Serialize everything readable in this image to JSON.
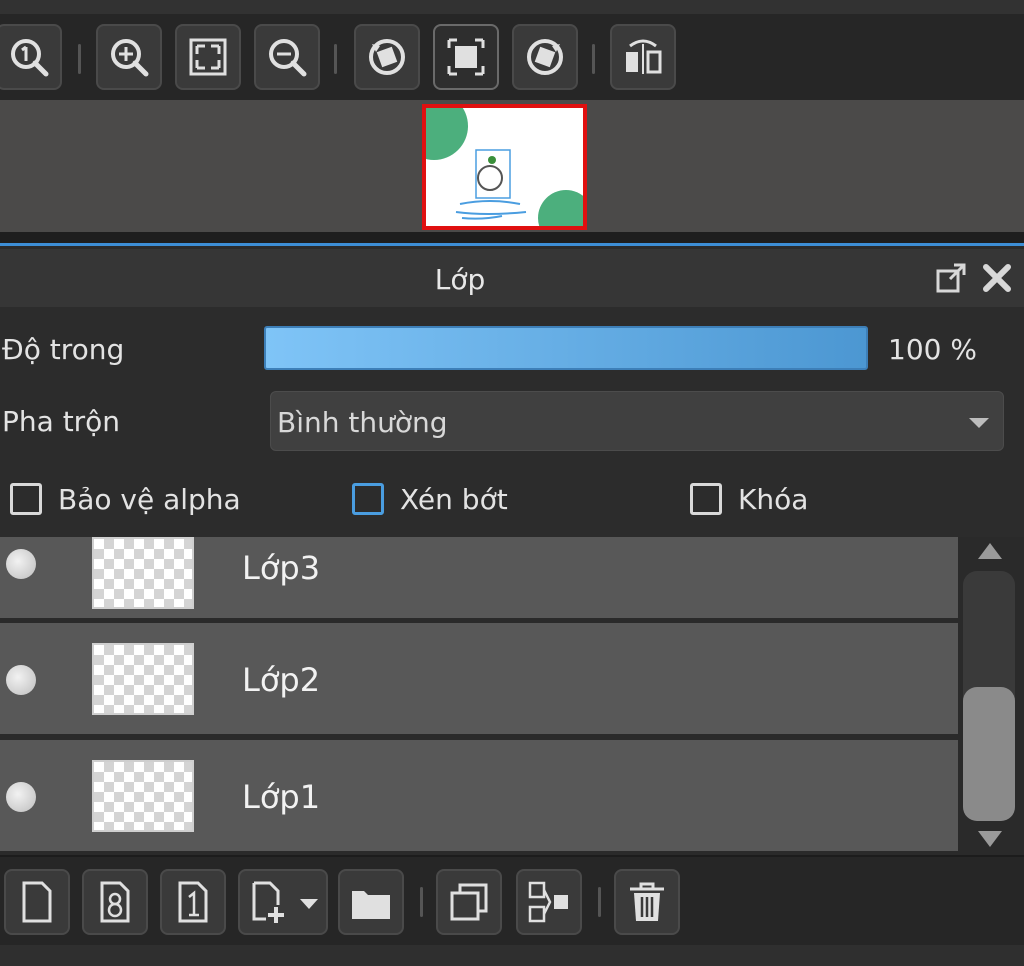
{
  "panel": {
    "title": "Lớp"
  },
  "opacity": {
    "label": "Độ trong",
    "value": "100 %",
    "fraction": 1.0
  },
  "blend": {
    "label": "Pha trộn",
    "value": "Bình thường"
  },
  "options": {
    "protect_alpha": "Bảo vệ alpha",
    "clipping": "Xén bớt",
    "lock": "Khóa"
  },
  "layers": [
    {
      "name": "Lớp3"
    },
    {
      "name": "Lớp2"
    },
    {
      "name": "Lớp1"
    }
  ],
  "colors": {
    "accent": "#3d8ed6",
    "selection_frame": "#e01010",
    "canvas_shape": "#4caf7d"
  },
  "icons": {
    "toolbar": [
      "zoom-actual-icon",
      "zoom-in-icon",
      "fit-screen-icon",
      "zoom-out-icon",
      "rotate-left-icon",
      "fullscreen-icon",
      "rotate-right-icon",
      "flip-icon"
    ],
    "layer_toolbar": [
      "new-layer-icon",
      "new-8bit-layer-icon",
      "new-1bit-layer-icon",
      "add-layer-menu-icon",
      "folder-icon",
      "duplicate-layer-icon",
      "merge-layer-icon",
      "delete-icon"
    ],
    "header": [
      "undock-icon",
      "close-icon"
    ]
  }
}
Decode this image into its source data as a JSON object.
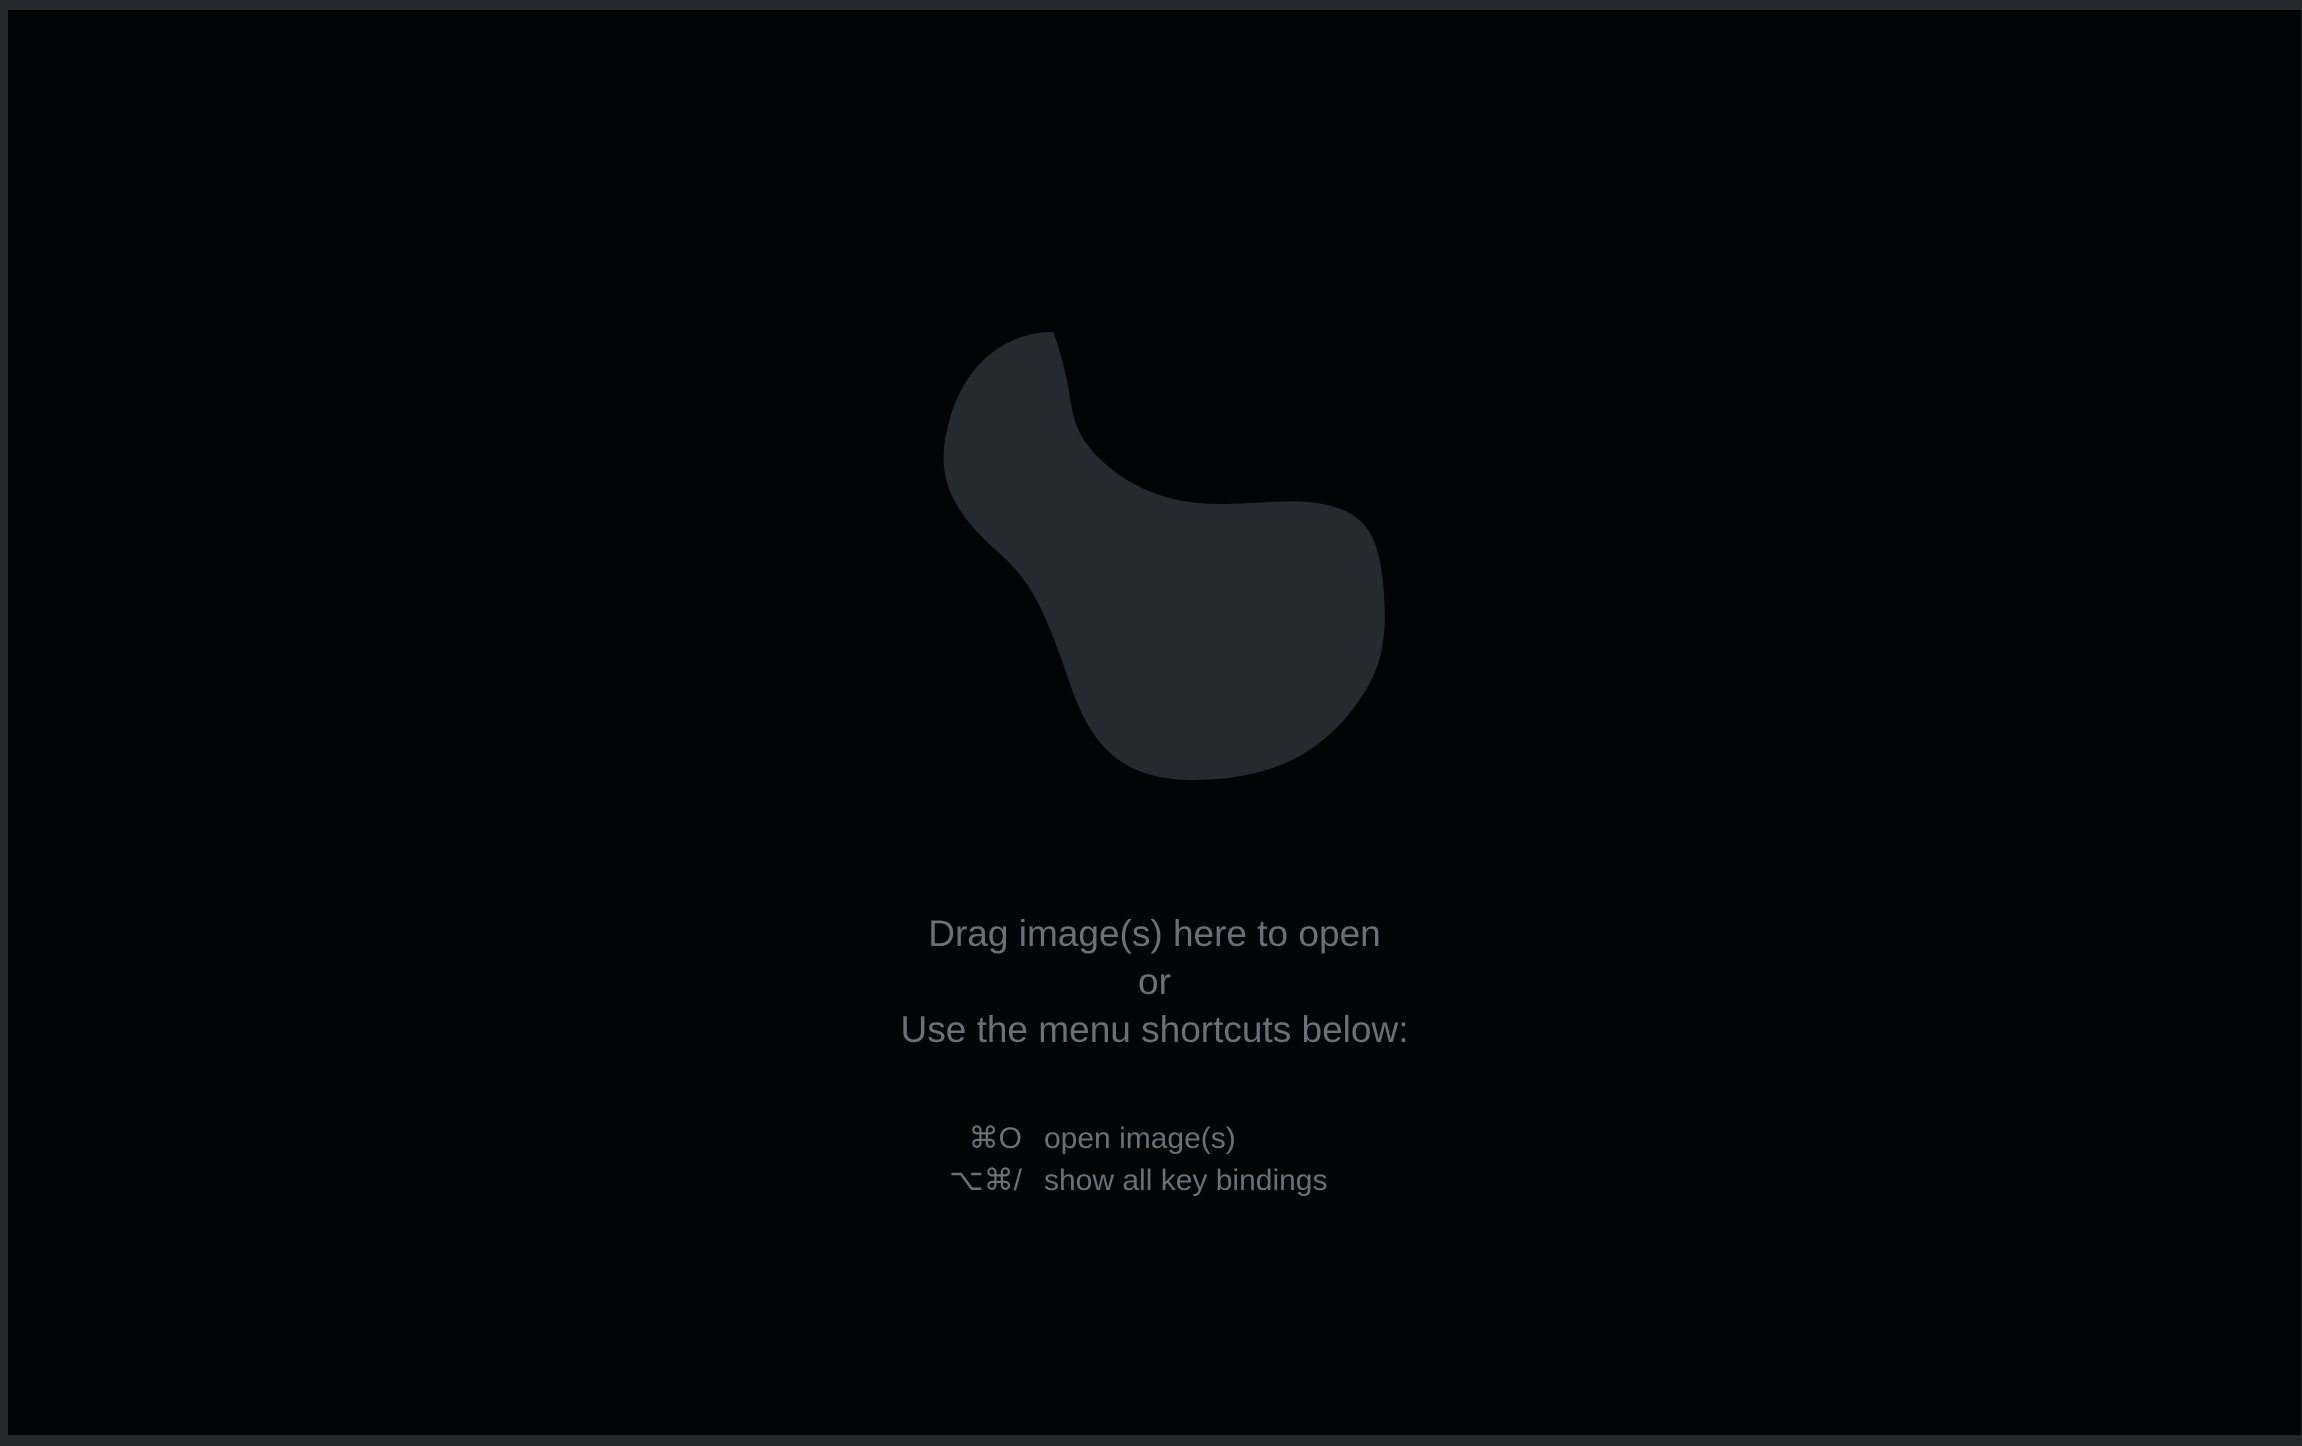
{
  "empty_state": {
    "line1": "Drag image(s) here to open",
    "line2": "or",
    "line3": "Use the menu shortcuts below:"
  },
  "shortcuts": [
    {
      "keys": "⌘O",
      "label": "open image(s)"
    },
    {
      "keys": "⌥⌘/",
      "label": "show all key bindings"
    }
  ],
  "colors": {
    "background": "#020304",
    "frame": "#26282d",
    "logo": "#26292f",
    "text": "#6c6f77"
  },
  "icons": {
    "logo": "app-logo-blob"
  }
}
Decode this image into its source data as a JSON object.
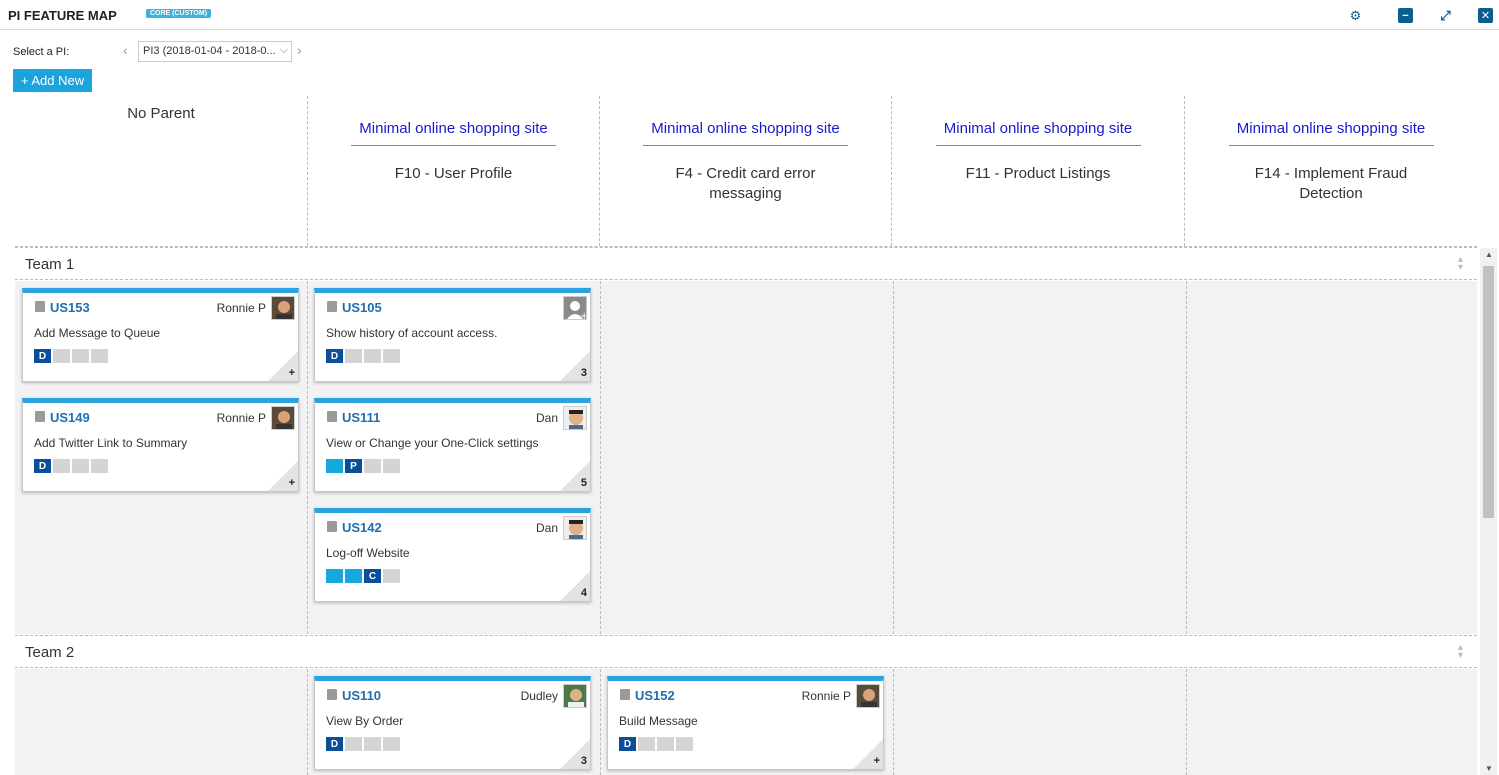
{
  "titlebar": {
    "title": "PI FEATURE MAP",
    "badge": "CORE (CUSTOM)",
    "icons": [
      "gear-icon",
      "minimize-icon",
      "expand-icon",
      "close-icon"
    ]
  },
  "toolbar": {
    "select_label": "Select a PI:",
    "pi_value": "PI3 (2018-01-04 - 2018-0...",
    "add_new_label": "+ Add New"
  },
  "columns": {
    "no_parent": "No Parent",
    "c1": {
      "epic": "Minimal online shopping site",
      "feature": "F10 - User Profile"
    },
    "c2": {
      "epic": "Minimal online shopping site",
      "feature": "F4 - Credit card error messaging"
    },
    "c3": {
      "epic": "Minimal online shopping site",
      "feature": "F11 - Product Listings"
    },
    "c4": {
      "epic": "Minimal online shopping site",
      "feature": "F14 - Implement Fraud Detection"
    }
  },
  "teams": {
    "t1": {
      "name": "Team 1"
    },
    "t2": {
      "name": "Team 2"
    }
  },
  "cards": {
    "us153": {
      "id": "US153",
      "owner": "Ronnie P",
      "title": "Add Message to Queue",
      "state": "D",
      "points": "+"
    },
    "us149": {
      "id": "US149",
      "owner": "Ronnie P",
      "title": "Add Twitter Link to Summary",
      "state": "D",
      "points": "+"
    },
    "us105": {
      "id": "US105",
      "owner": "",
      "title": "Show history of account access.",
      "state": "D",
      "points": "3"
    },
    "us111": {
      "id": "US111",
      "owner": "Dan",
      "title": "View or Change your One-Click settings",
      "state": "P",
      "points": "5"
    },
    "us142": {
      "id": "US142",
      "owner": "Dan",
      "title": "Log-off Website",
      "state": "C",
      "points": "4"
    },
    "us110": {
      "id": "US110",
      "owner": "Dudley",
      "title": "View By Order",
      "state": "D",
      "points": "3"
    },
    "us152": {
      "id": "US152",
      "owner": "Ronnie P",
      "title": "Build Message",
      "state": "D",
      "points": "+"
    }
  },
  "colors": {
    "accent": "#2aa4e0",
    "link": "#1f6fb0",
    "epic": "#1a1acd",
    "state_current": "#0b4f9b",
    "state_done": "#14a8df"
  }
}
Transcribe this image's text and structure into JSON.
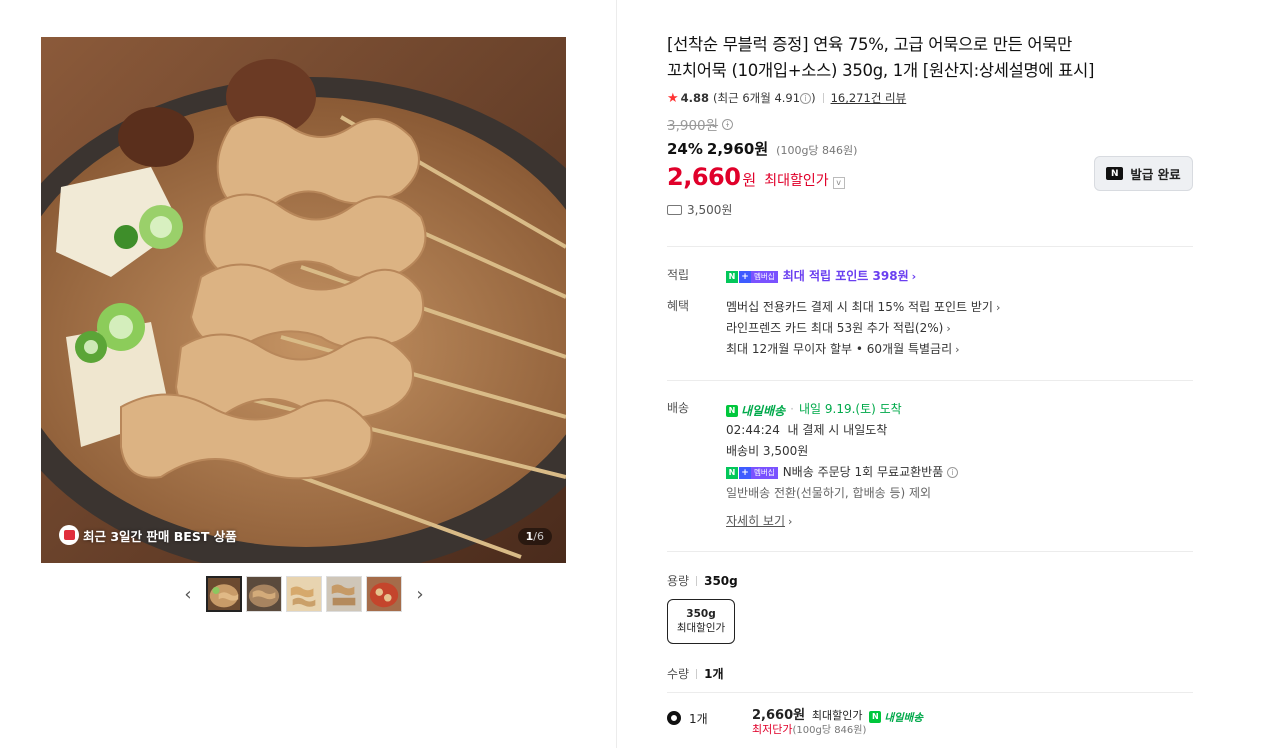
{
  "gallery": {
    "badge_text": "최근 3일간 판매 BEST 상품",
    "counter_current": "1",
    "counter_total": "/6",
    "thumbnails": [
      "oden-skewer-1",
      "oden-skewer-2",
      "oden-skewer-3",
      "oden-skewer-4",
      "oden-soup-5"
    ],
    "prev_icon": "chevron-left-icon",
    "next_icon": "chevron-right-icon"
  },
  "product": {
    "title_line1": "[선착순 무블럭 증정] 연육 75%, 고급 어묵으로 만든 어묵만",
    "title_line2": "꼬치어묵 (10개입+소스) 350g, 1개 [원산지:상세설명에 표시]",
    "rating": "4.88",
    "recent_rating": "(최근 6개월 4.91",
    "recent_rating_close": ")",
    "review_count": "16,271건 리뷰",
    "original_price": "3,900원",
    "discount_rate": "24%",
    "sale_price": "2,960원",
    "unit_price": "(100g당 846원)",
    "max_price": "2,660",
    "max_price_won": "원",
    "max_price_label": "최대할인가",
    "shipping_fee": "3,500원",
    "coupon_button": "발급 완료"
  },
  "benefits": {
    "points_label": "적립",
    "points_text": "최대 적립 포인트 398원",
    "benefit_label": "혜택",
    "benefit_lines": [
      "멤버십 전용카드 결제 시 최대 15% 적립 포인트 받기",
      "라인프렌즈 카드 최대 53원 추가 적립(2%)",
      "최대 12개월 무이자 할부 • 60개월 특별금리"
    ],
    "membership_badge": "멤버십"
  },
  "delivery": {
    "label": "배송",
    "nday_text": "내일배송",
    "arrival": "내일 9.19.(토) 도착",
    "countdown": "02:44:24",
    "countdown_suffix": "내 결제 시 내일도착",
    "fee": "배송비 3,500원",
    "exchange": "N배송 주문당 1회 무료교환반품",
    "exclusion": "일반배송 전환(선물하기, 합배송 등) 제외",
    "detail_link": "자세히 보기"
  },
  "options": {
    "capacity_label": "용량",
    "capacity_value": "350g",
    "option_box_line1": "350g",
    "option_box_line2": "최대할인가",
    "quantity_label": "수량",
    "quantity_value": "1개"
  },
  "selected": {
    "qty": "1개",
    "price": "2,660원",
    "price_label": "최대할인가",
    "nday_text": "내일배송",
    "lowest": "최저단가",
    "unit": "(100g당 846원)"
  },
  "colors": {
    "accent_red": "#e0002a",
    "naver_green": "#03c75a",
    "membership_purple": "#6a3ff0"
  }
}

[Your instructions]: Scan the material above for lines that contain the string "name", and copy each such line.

[Result]:
      "name": "Lớp3"
      "name": "Lớp2"
      "name": "Lớp1"
      "name": "Team 1"
      "name": "Team 2"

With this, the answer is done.